PepsiCo is planning to replace its plastic bottles of Aquafina with aluminum cans at locations around the U.S.
The move is part of a broader initiative from the company to reduce its plastic use as a consumer backlash against plastic use grows across the country. Microplastics, found in both air and water, block up the guts of animals and insects and can potentially have incredibly harmful consequences on ocean ecosystems.
The move could be calamitous for startups like Liquid Death, the direct to consumer retail startup pitching canned “tallboys” of water with a metal message and a veneer of environmental responsibility.
Aluminum is nearly 100% recyclable and has a better overall environmental footprint as a packaging material than plastic, according to some advocates.
For now, Pepsi’s canned water will only be available at food vendors who stock its products, but the company is considering a broader transition to aluminum cans across its supply chain.
The company also announced that its LIFEWTR brand would only be sold in 100% recycled polyethylene terephthalate and its bubly product will no longer be packaged in plastic.
The changes, which the company said will go into effect next year, will eliminate 8,000 metric tons of virgin plastic and roughly 11,000 metric tons of greenhouse gas emissions.
Pepsi has set a goal of using nothing but recyclable, compostable or biodegradable packaging by 2025, the company said.
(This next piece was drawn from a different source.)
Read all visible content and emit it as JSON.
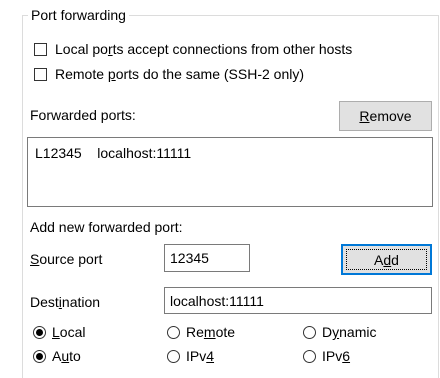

“As one of the world’s leading food and beverage companies, we recognize the significant role PepsiCo can play in helping to change the way society makes, uses, and disposes of plastics,” said PepsiCo Chairman and CEO Ramon Laguarta, in a statement. “We are doing our part to address the issue head on by reducing, recycling and reinventing our packaging to make it more sustainable, and we won’t stop until we live in a world where plastics are renewed and reused.”